Copy every line from the records below that holds the word "Bridge".
####################
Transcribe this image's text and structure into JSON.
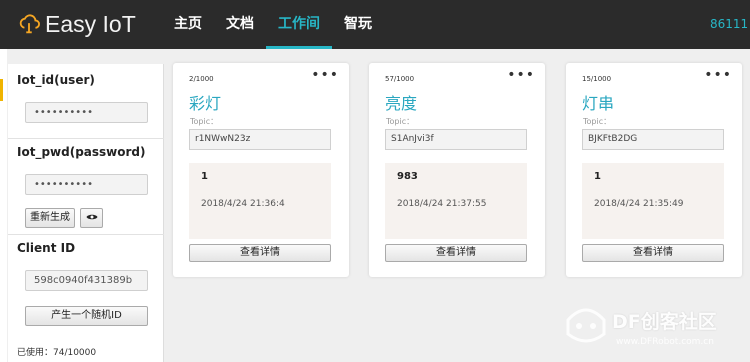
{
  "app": {
    "title": "Easy IoT",
    "account": "86111"
  },
  "nav": [
    {
      "label": "主页",
      "active": false
    },
    {
      "label": "文档",
      "active": false
    },
    {
      "label": "工作间",
      "active": true
    },
    {
      "label": "智玩",
      "active": false
    }
  ],
  "sidebar": {
    "iot_id_label": "Iot_id(user)",
    "iot_id_value": "••••••••••",
    "iot_pwd_label": "Iot_pwd(password)",
    "iot_pwd_value": "••••••••••",
    "regenerate_label": "重新生成",
    "client_id_label": "Client ID",
    "client_id_value": "598c0940f431389b",
    "random_id_label": "产生一个随机ID",
    "usage": "已使用：74/10000"
  },
  "cards": [
    {
      "count": "2/1000",
      "name": "彩灯",
      "topic_label": "Topic：",
      "topic": "r1NWwN23z",
      "value": "1",
      "time": "2018/4/24 21:36:4",
      "detail_label": "查看详情"
    },
    {
      "count": "57/1000",
      "name": "亮度",
      "topic_label": "Topic：",
      "topic": "S1AnJvi3f",
      "value": "983",
      "time": "2018/4/24 21:37:55",
      "detail_label": "查看详情"
    },
    {
      "count": "15/1000",
      "name": "灯串",
      "topic_label": "Topic：",
      "topic": "BJKFtB2DG",
      "value": "1",
      "time": "2018/4/24 21:35:49",
      "detail_label": "查看详情"
    }
  ],
  "watermark": {
    "text": "DF创客社区",
    "url": "www.DFRobot.com.cn"
  },
  "colors": {
    "accent": "#27b6c6",
    "topbar": "#2b2b2b",
    "card_name": "#2aa7c0"
  },
  "icons": {
    "logo": "cloud-bulb-icon",
    "eye": "eye-icon",
    "more": "more-dots-icon"
  }
}
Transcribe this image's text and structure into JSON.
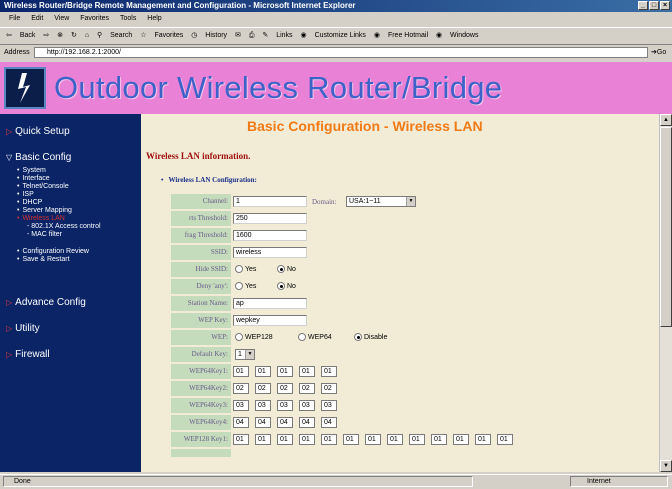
{
  "window": {
    "title": "Wireless Router/Bridge Remote Management and Configuration - Microsoft Internet Explorer"
  },
  "menu": [
    "File",
    "Edit",
    "View",
    "Favorites",
    "Tools",
    "Help"
  ],
  "toolbar": {
    "back": "Back",
    "search": "Search",
    "favorites": "Favorites",
    "history": "History",
    "links": "Links",
    "customize": "Customize Links",
    "hotmail": "Free Hotmail",
    "windows": "Windows"
  },
  "address": {
    "label": "Address",
    "value": "http://192.168.2.1:2000/",
    "go": "Go"
  },
  "banner": {
    "title": "Outdoor Wireless Router/Bridge"
  },
  "nav": {
    "quick_setup": "Quick Setup",
    "basic_config": "Basic Config",
    "basic_items": [
      "System",
      "Interface",
      "Telnet/Console",
      "ISP",
      "DHCP",
      "Server Mapping",
      "Wireless LAN"
    ],
    "wlan_subitems": [
      "- 802.1X Access control",
      "- MAC filter"
    ],
    "config_review": "Configuration Review",
    "save_restart": "Save & Restart",
    "advance_config": "Advance Config",
    "utility": "Utility",
    "firewall": "Firewall"
  },
  "content": {
    "heading": "Basic Configuration - Wireless LAN",
    "info": "Wireless LAN information.",
    "section": "Wireless LAN Configuration:",
    "fields": {
      "channel": {
        "label": "Channel:",
        "value": "1"
      },
      "domain": {
        "label": "Domain:",
        "value": "USA:1~11"
      },
      "rts": {
        "label": "rts Threshold:",
        "value": "250"
      },
      "frag": {
        "label": "frag Threshold:",
        "value": "1600"
      },
      "ssid": {
        "label": "SSID:",
        "value": "wireless"
      },
      "hide_ssid": {
        "label": "Hide SSID:",
        "yes": "Yes",
        "no": "No"
      },
      "deny_any": {
        "label": "Deny 'any':",
        "yes": "Yes",
        "no": "No"
      },
      "station_name": {
        "label": "Station Name:",
        "value": "ap"
      },
      "wep_key": {
        "label": "WEP Key:",
        "value": "wepkey"
      },
      "wep": {
        "label": "WEP:",
        "opt1": "WEP128",
        "opt2": "WEP64",
        "opt3": "Disable"
      },
      "default_key": {
        "label": "Default Key:",
        "value": "1"
      },
      "wep64_key1": {
        "label": "WEP64Key1:",
        "values": [
          "01",
          "01",
          "01",
          "01",
          "01"
        ]
      },
      "wep64_key2": {
        "label": "WEP64Key2:",
        "values": [
          "02",
          "02",
          "02",
          "02",
          "02"
        ]
      },
      "wep64_key3": {
        "label": "WEP64Key3:",
        "values": [
          "03",
          "03",
          "03",
          "03",
          "03"
        ]
      },
      "wep64_key4": {
        "label": "WEP64Key4:",
        "values": [
          "04",
          "04",
          "04",
          "04",
          "04"
        ]
      },
      "wep128_key1": {
        "label": "WEP128 Key1:",
        "values": [
          "01",
          "01",
          "01",
          "01",
          "01",
          "01",
          "01",
          "01",
          "01",
          "01",
          "01",
          "01",
          "01"
        ]
      }
    }
  },
  "status": {
    "left": "Done",
    "right": "Internet"
  }
}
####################
◆ **Expected output**
    "title": "Wireless Router/Bridge Remote Management and Configuration - Microsoft Internet Explorer"
    "title": "Outdoor Wireless Router/Bridge"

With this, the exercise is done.